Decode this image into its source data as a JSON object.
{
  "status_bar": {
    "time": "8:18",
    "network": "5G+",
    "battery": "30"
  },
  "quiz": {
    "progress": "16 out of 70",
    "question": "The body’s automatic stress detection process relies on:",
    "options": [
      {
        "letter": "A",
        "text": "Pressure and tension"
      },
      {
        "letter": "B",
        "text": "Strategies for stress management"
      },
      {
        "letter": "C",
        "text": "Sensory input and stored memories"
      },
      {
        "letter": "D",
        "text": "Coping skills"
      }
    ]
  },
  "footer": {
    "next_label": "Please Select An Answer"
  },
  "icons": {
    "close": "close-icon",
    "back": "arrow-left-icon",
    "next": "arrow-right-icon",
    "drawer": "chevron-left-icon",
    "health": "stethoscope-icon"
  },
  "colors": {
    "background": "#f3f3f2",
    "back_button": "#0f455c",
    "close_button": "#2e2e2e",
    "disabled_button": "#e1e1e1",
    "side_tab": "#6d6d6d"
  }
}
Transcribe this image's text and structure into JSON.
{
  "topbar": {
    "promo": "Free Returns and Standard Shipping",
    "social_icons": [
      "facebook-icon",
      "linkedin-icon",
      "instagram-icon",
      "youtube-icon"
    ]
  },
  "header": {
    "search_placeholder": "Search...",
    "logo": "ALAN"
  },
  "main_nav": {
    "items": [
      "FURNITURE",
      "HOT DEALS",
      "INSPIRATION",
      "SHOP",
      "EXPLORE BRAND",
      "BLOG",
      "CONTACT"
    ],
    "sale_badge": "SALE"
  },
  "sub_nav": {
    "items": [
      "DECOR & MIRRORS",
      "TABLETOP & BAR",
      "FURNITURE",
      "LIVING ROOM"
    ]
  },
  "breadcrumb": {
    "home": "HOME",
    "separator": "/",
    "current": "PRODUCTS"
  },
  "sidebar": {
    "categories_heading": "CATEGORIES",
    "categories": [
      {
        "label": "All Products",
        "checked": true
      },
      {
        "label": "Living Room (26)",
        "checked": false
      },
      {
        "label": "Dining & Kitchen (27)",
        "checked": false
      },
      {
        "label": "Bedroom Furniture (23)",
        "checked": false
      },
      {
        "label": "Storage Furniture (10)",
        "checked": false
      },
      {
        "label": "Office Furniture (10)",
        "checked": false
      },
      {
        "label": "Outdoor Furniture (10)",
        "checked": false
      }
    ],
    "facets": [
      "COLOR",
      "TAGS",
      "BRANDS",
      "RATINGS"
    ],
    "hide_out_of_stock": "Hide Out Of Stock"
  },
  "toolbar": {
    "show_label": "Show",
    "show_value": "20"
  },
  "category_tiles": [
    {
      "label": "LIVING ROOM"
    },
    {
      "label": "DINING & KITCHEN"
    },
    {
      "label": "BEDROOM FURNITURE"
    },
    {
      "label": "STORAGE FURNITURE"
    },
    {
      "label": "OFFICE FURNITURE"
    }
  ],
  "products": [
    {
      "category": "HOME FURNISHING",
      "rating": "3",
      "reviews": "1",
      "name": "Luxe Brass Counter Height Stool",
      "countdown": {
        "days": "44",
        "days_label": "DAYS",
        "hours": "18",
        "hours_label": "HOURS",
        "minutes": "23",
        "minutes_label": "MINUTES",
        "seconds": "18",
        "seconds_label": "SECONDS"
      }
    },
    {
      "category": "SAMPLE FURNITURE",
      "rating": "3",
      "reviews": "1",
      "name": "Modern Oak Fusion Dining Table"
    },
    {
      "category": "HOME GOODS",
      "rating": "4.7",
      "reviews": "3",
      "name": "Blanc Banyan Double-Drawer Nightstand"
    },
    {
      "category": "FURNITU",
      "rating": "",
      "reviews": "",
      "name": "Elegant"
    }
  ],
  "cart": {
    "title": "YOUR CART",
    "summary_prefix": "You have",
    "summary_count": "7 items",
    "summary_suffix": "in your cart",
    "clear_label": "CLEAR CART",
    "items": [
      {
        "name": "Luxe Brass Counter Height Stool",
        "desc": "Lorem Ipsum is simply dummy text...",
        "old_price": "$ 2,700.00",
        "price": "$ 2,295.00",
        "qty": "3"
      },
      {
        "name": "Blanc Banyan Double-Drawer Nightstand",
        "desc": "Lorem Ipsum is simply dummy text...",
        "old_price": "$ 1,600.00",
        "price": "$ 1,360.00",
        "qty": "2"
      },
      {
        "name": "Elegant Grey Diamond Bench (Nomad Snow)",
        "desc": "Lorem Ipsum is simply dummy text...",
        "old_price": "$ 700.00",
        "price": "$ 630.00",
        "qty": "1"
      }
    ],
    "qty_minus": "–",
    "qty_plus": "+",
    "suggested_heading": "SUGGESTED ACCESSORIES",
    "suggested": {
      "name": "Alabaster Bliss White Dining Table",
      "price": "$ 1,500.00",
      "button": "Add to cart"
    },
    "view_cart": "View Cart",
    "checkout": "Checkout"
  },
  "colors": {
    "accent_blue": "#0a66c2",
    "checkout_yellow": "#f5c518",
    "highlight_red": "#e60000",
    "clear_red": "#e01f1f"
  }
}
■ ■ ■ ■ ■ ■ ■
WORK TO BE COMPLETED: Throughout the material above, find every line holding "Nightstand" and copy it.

EXERCISE ANSWER:
      "name": "Blanc Banyan Double-Drawer Nightstand"
        "name": "Blanc Banyan Double-Drawer Nightstand",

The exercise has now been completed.